AppSense, a leading provider of user virtualization technology, and Centrix Software, provider of unified end-user computing solutions, have announced a strategic partnership to provide organizations with a comprehensive, user-centric transformation program. Do you need a user-centric transformation program? How could this alliance help your business manage IT beyond the ‘single-PC-for-every-user’ era? If they can help you, are they your only hope? Will it justify your CFO’s iPad?
Is Microsoft Enterprise Desktop Virtualization (MED-V) simply a Band-Aid? That is to say, not really a long term solution but a cover-up until it is “all better”? Is Med-V only a ‘point solution’ to ease migration or can you use that functionality to a wider audience to solve other problems?
Despite Redmond hailing Windows 7’s success, surveys have shown that Windows XP is still more than alive and kicking. A barrier for migration from Windows XP, is the “unknown risk” (and of course risk=cost) of not being able to run business critical applications in “the new environment”. MED-V, part of the Microsoft Desktop Optimization Pack (MDOP), allows migration from an old Microsoft operating environment to a new Microsoft OS while allowing access to ‘legacy’ applications. At the same time, MED-V gives your company the facility to manage both the ‘new’ and the ‘old’ operating systems and provide users with an integrated environment – merging legacy applications into the new workspace.
Here at TVP we believe in the maxim, “its not just how do you do it, but how do you manage it once its done“. What does MED-V offer over and above, say, Windows Virtual PC – or other non-Microsoft Client Side Hypervisors? Can MED-V help you to migrate onwards and upwards more quickly?
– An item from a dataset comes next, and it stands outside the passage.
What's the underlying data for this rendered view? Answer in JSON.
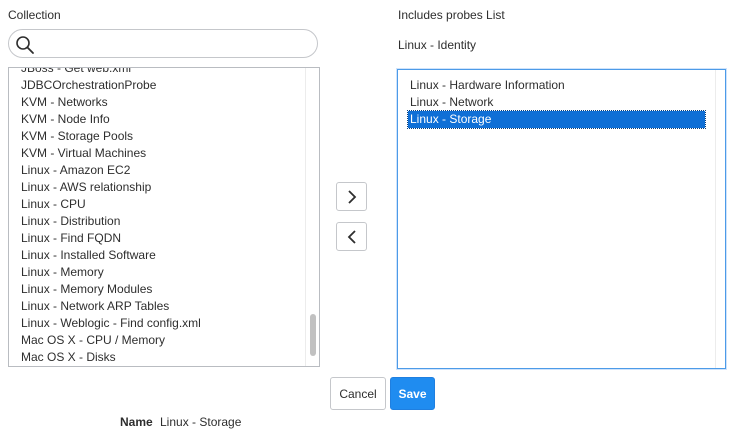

What would the benefits of implementing it be? Is “migration” MED-V’s only function or are there additional uses? Is it cost effective? What are the alternatives?
On March 18, Microsoft embarked on a major offensive to focus the desktop virtualisation market away from VMware View. As well as announcing updates for their desktop virtualization technologies and solutions, including virtual desktop infrastructure (VDI), Microsoft and Citrix Systems jointly announced two major promotions:
“Rescue for VMware VDI” – Starting in April 2010, VMware View customers who have Microsoft Core CAL or Enterprise CAL suites with Software Assurance through Select, Enterprise & CASA family of agreements are offered the opportunity to trade in up to 500 licenses for free up until December 2010.
“VDI Kick Start” from March 18, if you’ve a Microsoft Core CAL or Enterprise CAL suites with Software Assurance through Enterprise and Select family of agreements you are eligible customers only pay $28 per device for up to 250 devices. If you’ve an Open Value, Campus Agreement or School Agreement (CASA) family of agreements you’ll be eligible starting July 1, 2010.
Are these announcements marketing hype or do they actually help deliver an improved VDI experience? Indeed, are you a VMware View house in peril?